- _Information given_
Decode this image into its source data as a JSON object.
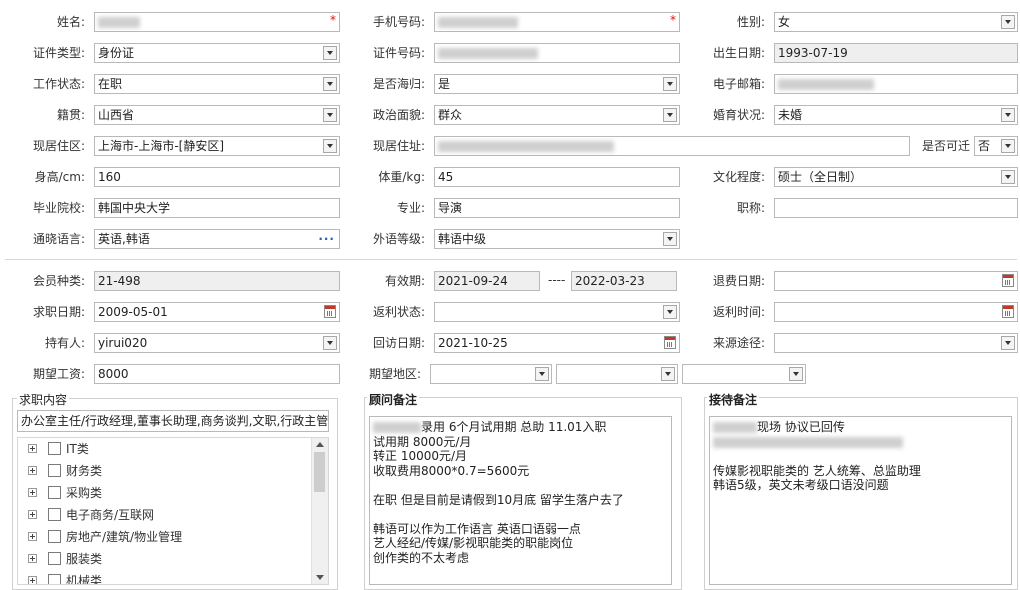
{
  "form": {
    "name": {
      "label": "姓名:",
      "value": ""
    },
    "mobile": {
      "label": "手机号码:",
      "value": ""
    },
    "gender": {
      "label": "性别:",
      "value": "女"
    },
    "id_type": {
      "label": "证件类型:",
      "value": "身份证"
    },
    "id_number": {
      "label": "证件号码:",
      "value": ""
    },
    "birth_date": {
      "label": "出生日期:",
      "value": "1993-07-19"
    },
    "work_status": {
      "label": "工作状态:",
      "value": "在职"
    },
    "returnee": {
      "label": "是否海归:",
      "value": "是"
    },
    "email": {
      "label": "电子邮箱:",
      "value": ""
    },
    "native_place": {
      "label": "籍贯:",
      "value": "山西省"
    },
    "political": {
      "label": "政治面貌:",
      "value": "群众"
    },
    "marital": {
      "label": "婚育状况:",
      "value": "未婚"
    },
    "residence_area": {
      "label": "现居住区:",
      "value": "上海市-上海市-[静安区]"
    },
    "address": {
      "label": "现居住址:",
      "value": ""
    },
    "relocate": {
      "label": "是否可迁",
      "value": "否"
    },
    "height": {
      "label": "身高/cm:",
      "value": "160"
    },
    "weight": {
      "label": "体重/kg:",
      "value": "45"
    },
    "education": {
      "label": "文化程度:",
      "value": "硕士（全日制）"
    },
    "school": {
      "label": "毕业院校:",
      "value": "韩国中央大学"
    },
    "major": {
      "label": "专业:",
      "value": "导演"
    },
    "title": {
      "label": "职称:",
      "value": ""
    },
    "languages": {
      "label": "通晓语言:",
      "value": "英语,韩语"
    },
    "language_level": {
      "label": "外语等级:",
      "value": "韩语中级"
    },
    "member_type": {
      "label": "会员种类:",
      "value": "21-498"
    },
    "valid_period": {
      "label": "有效期:",
      "start": "2021-09-24",
      "sep": "----",
      "end": "2022-03-23"
    },
    "refund_date": {
      "label": "退费日期:",
      "value": ""
    },
    "job_date": {
      "label": "求职日期:",
      "value": "2009-05-01"
    },
    "rebate_status": {
      "label": "返利状态:",
      "value": ""
    },
    "rebate_time": {
      "label": "返利时间:",
      "value": ""
    },
    "holder": {
      "label": "持有人:",
      "value": "yirui020"
    },
    "visit_date": {
      "label": "回访日期:",
      "value": "2021-10-25"
    },
    "source": {
      "label": "来源途径:",
      "value": ""
    },
    "expected_salary": {
      "label": "期望工资:",
      "value": "8000"
    },
    "expected_area": {
      "label": "期望地区:",
      "values": [
        "",
        "",
        ""
      ]
    }
  },
  "job_content": {
    "title": "求职内容",
    "selected": "办公室主任/行政经理,董事长助理,商务谈判,文职,行政主管",
    "categories": [
      "IT类",
      "财务类",
      "采购类",
      "电子商务/互联网",
      "房地产/建筑/物业管理",
      "服装类",
      "机械类"
    ]
  },
  "advisor_notes": {
    "title": "顾问备注",
    "lines": [
      "录用  6个月试用期  总助  11.01入职",
      "试用期 8000元/月",
      "转正 10000元/月",
      "收取费用8000*0.7=5600元",
      "",
      "在职  但是目前是请假到10月底  留学生落户去了",
      "",
      "韩语可以作为工作语言  英语口语弱一点",
      "艺人经纪/传媒/影视职能类的职能岗位",
      "创作类的不太考虑"
    ]
  },
  "reception_notes": {
    "title": "接待备注",
    "lines": [
      "现场 协议已回传",
      "",
      "",
      "传媒影视职能类的 艺人统筹、总监助理",
      "韩语5级，英文未考级口语没问题"
    ]
  },
  "colors": {
    "border": "#b9b9b9",
    "readonly_bg": "#efefef",
    "required": "#dd1111",
    "link": "#2a5fb0"
  }
}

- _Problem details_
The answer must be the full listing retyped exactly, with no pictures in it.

- _Written answer_
Decode this image into its source data as a JSON object.
{
  "form": {
    "name": {
      "label": "姓名:",
      "value": ""
    },
    "mobile": {
      "label": "手机号码:",
      "value": ""
    },
    "gender": {
      "label": "性别:",
      "value": "女"
    },
    "id_type": {
      "label": "证件类型:",
      "value": "身份证"
    },
    "id_number": {
      "label": "证件号码:",
      "value": ""
    },
    "birth_date": {
      "label": "出生日期:",
      "value": "1993-07-19"
    },
    "work_status": {
      "label": "工作状态:",
      "value": "在职"
    },
    "returnee": {
      "label": "是否海归:",
      "value": "是"
    },
    "email": {
      "label": "电子邮箱:",
      "value": ""
    },
    "native_place": {
      "label": "籍贯:",
      "value": "山西省"
    },
    "political": {
      "label": "政治面貌:",
      "value": "群众"
    },
    "marital": {
      "label": "婚育状况:",
      "value": "未婚"
    },
    "residence_area": {
      "label": "现居住区:",
      "value": "上海市-上海市-[静安区]"
    },
    "address": {
      "label": "现居住址:",
      "value": ""
    },
    "relocate": {
      "label": "是否可迁",
      "value": "否"
    },
    "height": {
      "label": "身高/cm:",
      "value": "160"
    },
    "weight": {
      "label": "体重/kg:",
      "value": "45"
    },
    "education": {
      "label": "文化程度:",
      "value": "硕士（全日制）"
    },
    "school": {
      "label": "毕业院校:",
      "value": "韩国中央大学"
    },
    "major": {
      "label": "专业:",
      "value": "导演"
    },
    "title": {
      "label": "职称:",
      "value": ""
    },
    "languages": {
      "label": "通晓语言:",
      "value": "英语,韩语"
    },
    "language_level": {
      "label": "外语等级:",
      "value": "韩语中级"
    },
    "member_type": {
      "label": "会员种类:",
      "value": "21-498"
    },
    "valid_period": {
      "label": "有效期:",
      "start": "2021-09-24",
      "sep": "----",
      "end": "2022-03-23"
    },
    "refund_date": {
      "label": "退费日期:",
      "value": ""
    },
    "job_date": {
      "label": "求职日期:",
      "value": "2009-05-01"
    },
    "rebate_status": {
      "label": "返利状态:",
      "value": ""
    },
    "rebate_time": {
      "label": "返利时间:",
      "value": ""
    },
    "holder": {
      "label": "持有人:",
      "value": "yirui020"
    },
    "visit_date": {
      "label": "回访日期:",
      "value": "2021-10-25"
    },
    "source": {
      "label": "来源途径:",
      "value": ""
    },
    "expected_salary": {
      "label": "期望工资:",
      "value": "8000"
    },
    "expected_area": {
      "label": "期望地区:",
      "values": [
        "",
        "",
        ""
      ]
    }
  },
  "job_content": {
    "title": "求职内容",
    "selected": "办公室主任/行政经理,董事长助理,商务谈判,文职,行政主管",
    "categories": [
      "IT类",
      "财务类",
      "采购类",
      "电子商务/互联网",
      "房地产/建筑/物业管理",
      "服装类",
      "机械类"
    ]
  },
  "advisor_notes": {
    "title": "顾问备注",
    "lines": [
      "录用  6个月试用期  总助  11.01入职",
      "试用期 8000元/月",
      "转正 10000元/月",
      "收取费用8000*0.7=5600元",
      "",
      "在职  但是目前是请假到10月底  留学生落户去了",
      "",
      "韩语可以作为工作语言  英语口语弱一点",
      "艺人经纪/传媒/影视职能类的职能岗位",
      "创作类的不太考虑"
    ]
  },
  "reception_notes": {
    "title": "接待备注",
    "lines": [
      "现场 协议已回传",
      "",
      "",
      "传媒影视职能类的 艺人统筹、总监助理",
      "韩语5级，英文未考级口语没问题"
    ]
  },
  "colors": {
    "border": "#b9b9b9",
    "readonly_bg": "#efefef",
    "required": "#dd1111",
    "link": "#2a5fb0"
  }
}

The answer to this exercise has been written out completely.